For people who have been working all theirs lives to grow their nest egg, it’s my job to help them figure out the best way to spend it. Many people rely on the guidance of the adviser who helped them grow their money. For some, this works out fine, but for others, not so much. As it happens, spending your money is much different from growing it, and unless your planner understands this, your “Golden Years” can turn to rust.

Here’s an example.

During the time you have been accumulating your nest egg, you have probably, at the behest of whoever is guiding you, been employing a technique called “dollar-cost averaging.” This is a method of investing where you purchase the same dollar amount of a mutual fund or other security on a regular and frequent basis, for example every week or every month. The notion is that since you will purchase some shares at lower prices and some at higher prices, you will, on average, be able to accumulate more wealth than if you just invested sporadically or in an attempt to “time” the market. This has proven to be a very effective strategy.

When you spend your money, however, this strategy that worked so well before can be the kiss of death. Imagine that you have $300,000 saved and you want to take $1,000 per month from your savings (the classic 4 percent rule). Also assume that your portfolio is made up of 30,000 shares, each priced at $10. That means you would have to sell 1,200 shares a year, or 100 per month. Now assume we have a decade like the 2000s when you have two market drops of more than 40 percent in one 10-year period. Each time the market plummets, the number of shares you must sell to live goes up, and when the market inevitably recovers, you don’t have the shares needed to recover with it.
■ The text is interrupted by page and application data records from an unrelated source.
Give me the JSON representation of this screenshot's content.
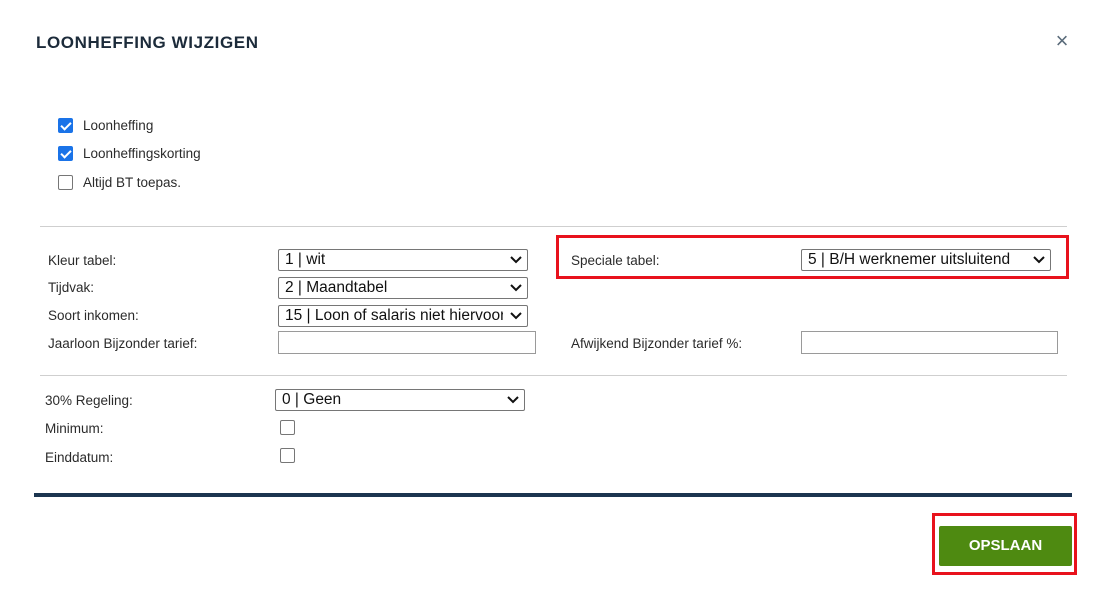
{
  "dialog": {
    "title": "LOONHEFFING WIJZIGEN",
    "close_symbol": "×"
  },
  "checkboxes": [
    {
      "label": "Loonheffing",
      "checked": true
    },
    {
      "label": "Loonheffingskorting",
      "checked": true
    },
    {
      "label": "Altijd BT toepas.",
      "checked": false
    }
  ],
  "tables": {
    "kleur_tabel": {
      "label": "Kleur tabel:",
      "value": "1 | wit"
    },
    "tijdvak": {
      "label": "Tijdvak:",
      "value": "2 | Maandtabel"
    },
    "soort_inkomen": {
      "label": "Soort inkomen:",
      "value": "15 | Loon of salaris niet hiervoor"
    },
    "jaarloon": {
      "label": "Jaarloon Bijzonder tarief:",
      "value": ""
    },
    "speciale_tabel": {
      "label": "Speciale tabel:",
      "value": "5 | B/H werknemer uitsluitend"
    },
    "afwijkend": {
      "label": "Afwijkend Bijzonder tarief %:",
      "value": ""
    }
  },
  "regeling": {
    "label": "30% Regeling:",
    "value": "0 | Geen"
  },
  "minimum": {
    "label": "Minimum:",
    "checked": false
  },
  "einddatum": {
    "label": "Einddatum:",
    "checked": false
  },
  "footer": {
    "save_label": "OPSLAAN"
  },
  "colors": {
    "accent": "#1a73e8",
    "save_button": "#4e8a11",
    "highlight": "#e8121c",
    "footer_bar": "#1c3550"
  },
  "icons": {
    "close": "close-icon",
    "dropdown": "chevron-down-icon",
    "check": "checkmark-icon"
  }
}
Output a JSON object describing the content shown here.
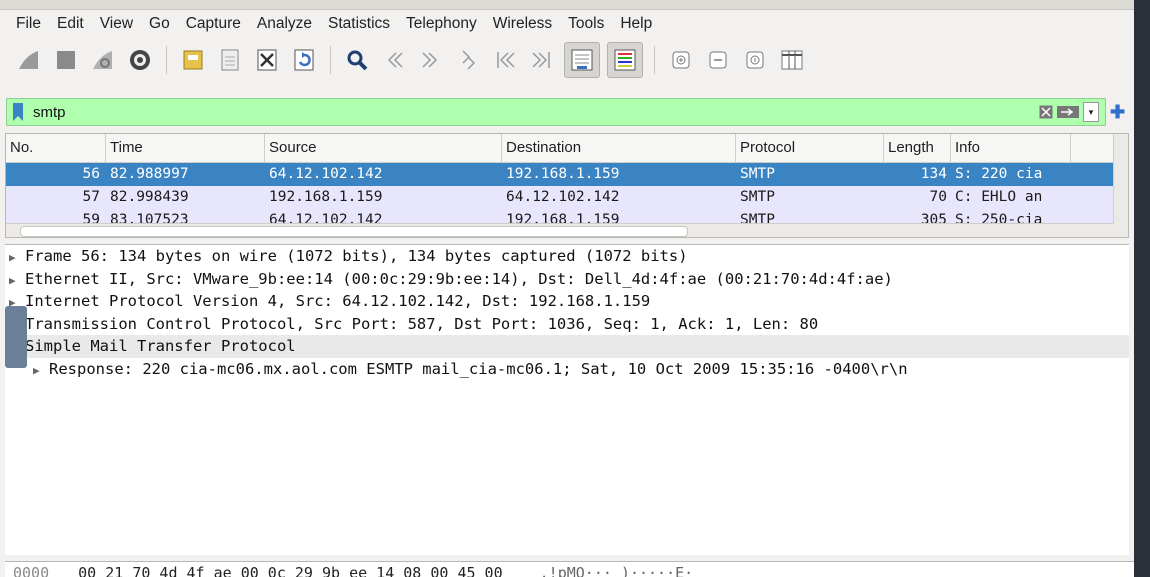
{
  "menubar": {
    "items": [
      "File",
      "Edit",
      "View",
      "Go",
      "Capture",
      "Analyze",
      "Statistics",
      "Telephony",
      "Wireless",
      "Tools",
      "Help"
    ]
  },
  "toolbar": {
    "icons": [
      "shark-fin-start-icon",
      "stop-icon",
      "restart-icon",
      "capture-options-icon",
      "open-file-icon",
      "save-file-icon",
      "close-file-icon",
      "reload-icon",
      "search-icon",
      "go-back-icon",
      "go-forward-icon",
      "go-to-packet-icon",
      "first-packet-icon",
      "last-packet-icon",
      "autoscroll-icon",
      "colorize-icon",
      "zoom-in-icon",
      "zoom-out-icon",
      "normal-size-icon",
      "resize-columns-icon"
    ]
  },
  "filter": {
    "value": "smtp",
    "bg_color": "#afffaf"
  },
  "packet_list": {
    "columns": [
      "No.",
      "Time",
      "Source",
      "Destination",
      "Protocol",
      "Length",
      "Info"
    ],
    "rows": [
      {
        "no": "56",
        "time": "82.988997",
        "source": "64.12.102.142",
        "destination": "192.168.1.159",
        "protocol": "SMTP",
        "length": "134",
        "info": "S: 220 cia"
      },
      {
        "no": "57",
        "time": "82.998439",
        "source": "192.168.1.159",
        "destination": "64.12.102.142",
        "protocol": "SMTP",
        "length": "70",
        "info": "C: EHLO an"
      },
      {
        "no": "59",
        "time": "83.107523",
        "source": "64.12.102.142",
        "destination": "192.168.1.159",
        "protocol": "SMTP",
        "length": "305",
        "info": "S: 250-cia"
      }
    ],
    "selected_color": "#3a84c3",
    "smtp_color": "#e8e6fc"
  },
  "details": {
    "lines": [
      "Frame 56: 134 bytes on wire (1072 bits), 134 bytes captured (1072 bits)",
      "Ethernet II, Src: VMware_9b:ee:14 (00:0c:29:9b:ee:14), Dst: Dell_4d:4f:ae (00:21:70:4d:4f:ae)",
      "Internet Protocol Version 4, Src: 64.12.102.142, Dst: 192.168.1.159",
      "Transmission Control Protocol, Src Port: 587, Dst Port: 1036, Seq: 1, Ack: 1, Len: 80",
      "Simple Mail Transfer Protocol",
      "Response: 220 cia-mc06.mx.aol.com ESMTP mail_cia-mc06.1; Sat, 10 Oct 2009 15:35:16 -0400\\r\\n"
    ]
  },
  "bytes": {
    "offset": "0000",
    "hex": "00 21 70 4d 4f ae 00 0c  29 9b ee 14 08 00 45 00",
    "ascii": ".!pMO··· )·····E·"
  }
}
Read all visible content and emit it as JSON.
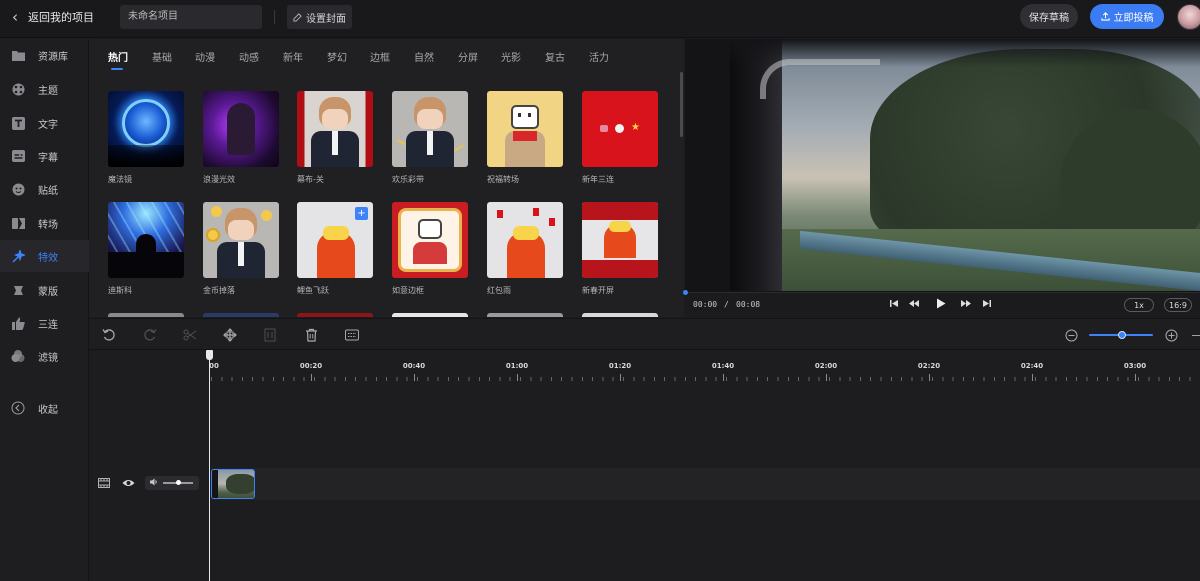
{
  "topbar": {
    "back_label": "返回我的项目",
    "project_name_value": "未命名项目",
    "set_cover_label": "设置封面",
    "save_draft_label": "保存草稿",
    "publish_label": "立即投稿"
  },
  "sidebar": {
    "items": [
      {
        "label": "资源库",
        "icon": "folder-icon"
      },
      {
        "label": "主题",
        "icon": "theme-icon"
      },
      {
        "label": "文字",
        "icon": "text-icon"
      },
      {
        "label": "字幕",
        "icon": "subtitle-icon"
      },
      {
        "label": "贴纸",
        "icon": "sticker-icon"
      },
      {
        "label": "转场",
        "icon": "transition-icon"
      },
      {
        "label": "特效",
        "icon": "effects-icon",
        "active": true
      },
      {
        "label": "蒙版",
        "icon": "mask-icon"
      },
      {
        "label": "三连",
        "icon": "thumbs-up-icon"
      },
      {
        "label": "滤镜",
        "icon": "filter-icon"
      },
      {
        "label": "收起",
        "icon": "collapse-icon"
      }
    ]
  },
  "effects": {
    "tabs": [
      "热门",
      "基础",
      "动漫",
      "动感",
      "新年",
      "梦幻",
      "边框",
      "自然",
      "分屏",
      "光影",
      "复古",
      "活力"
    ],
    "active_tab": "热门",
    "items": [
      {
        "label": "魔法镜"
      },
      {
        "label": "浪漫光效"
      },
      {
        "label": "幕布-关"
      },
      {
        "label": "欢乐彩带"
      },
      {
        "label": "祝福转场"
      },
      {
        "label": "新年三连"
      },
      {
        "label": "迪斯科"
      },
      {
        "label": "金币掉落"
      },
      {
        "label": "鲤鱼飞跃"
      },
      {
        "label": "如意边框"
      },
      {
        "label": "红包雨"
      },
      {
        "label": "新春开屏"
      }
    ]
  },
  "preview": {
    "current_time": "00:00",
    "separator": "/",
    "total_time": "00:08",
    "speed": "1x",
    "ratio": "16:9"
  },
  "timeline": {
    "ruler_labels": [
      "00",
      "00:20",
      "00:40",
      "01:00",
      "01:20",
      "01:40",
      "02:00",
      "02:20",
      "02:40",
      "03:00"
    ]
  },
  "colors": {
    "accent": "#3d82f6",
    "background": "#1c1c1f"
  }
}
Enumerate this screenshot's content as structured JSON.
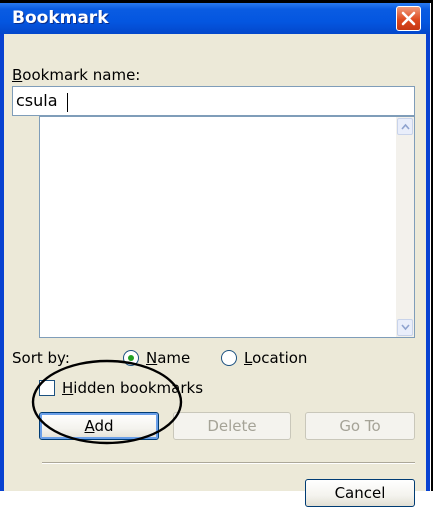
{
  "window": {
    "title": "Bookmark",
    "close_icon": "close-icon"
  },
  "name_field": {
    "label_prefix": "",
    "label_mnemonic": "B",
    "label_rest": "ookmark name:",
    "value": "csula"
  },
  "bookmark_list": {
    "items": []
  },
  "sort": {
    "label": "Sort by:",
    "selected": "Name",
    "options": [
      {
        "mnemonic": "N",
        "rest": "ame"
      },
      {
        "mnemonic": "L",
        "rest": "ocation"
      }
    ]
  },
  "hidden_bookmarks": {
    "checked": false,
    "mnemonic": "H",
    "rest": "idden bookmarks"
  },
  "buttons": {
    "add_mnemonic": "A",
    "add_rest": "dd",
    "delete": "Delete",
    "goto": "Go To",
    "cancel": "Cancel"
  },
  "colors": {
    "titlebar": "#0a5ce2",
    "dialog_bg": "#ece9d8",
    "radio_dot": "#21a121"
  }
}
This concept was brought into specific relief in January 2011 when T. Rowe Price released a study of how the 4 percent rule would have held up during that decade, using a technique called “Monte Carlo Planning.” This is a method of planning whereby a sophisticated “what-if” analysis is used to try to predict how much money you can spend from your savings without running out. Before 2000, it was thought that people could safely spend 4 percent of their income with a 3 percent annual inflation adjustment, and have an 85 percent to 90 percent chance of not depleting their fund over a 30-year period. Monte Carlo simulations routinely held this to be true.

The T. Rowe Price study blew this theory to smithereens. It found that without adjustment, the typical 4 percent withdrawal plan would have had a meager 6 percent chance – that’s a 6 percent chance – of success (i.e., not running out of money). The study did, however, provide recommended alternatives to improve chances of success. For example, if you were willing to forego the inflation adjustment for six of the 10 years of the decade, you could raise your odds of success to 26 percent. Alternatively, if you would reduce your total spend by 25 percent for three years after each market bottom, you could increase your odds to 43 percent. A copy of the study can be downloaded at www.freemoney
guys.com.

It turns out, then, that retirement income planning isn’t so much about rates of return as it is risk management.

There are “seven deadly risks” that we have identified that can decimate a retirement plan. They are market risk, longevity risk, inflation, taxes, probate, creditors (lawsuits, etc.) and health and long-term care risks.

In this case, the risk that killed the plan was market risk. Over the next several months, we shall explore some of the other risks for which to watch out.

Stephen Kelley is president of Safety First Financial Planners in Nashua. Steve and his partner, Mark, can be heard on the “Free Money Radio Hour” every Tuesday and Wednesday at 9 a.m. on WSMN 1590 AM, Nashua, and Sundays at noon on WCAP 980 AM in Lowell, Mass. He can be reached at steve@safety1stfp.com, and his website is www.safetyfirst
financialplanners.com. His column runs the fourth Wednesday of the month.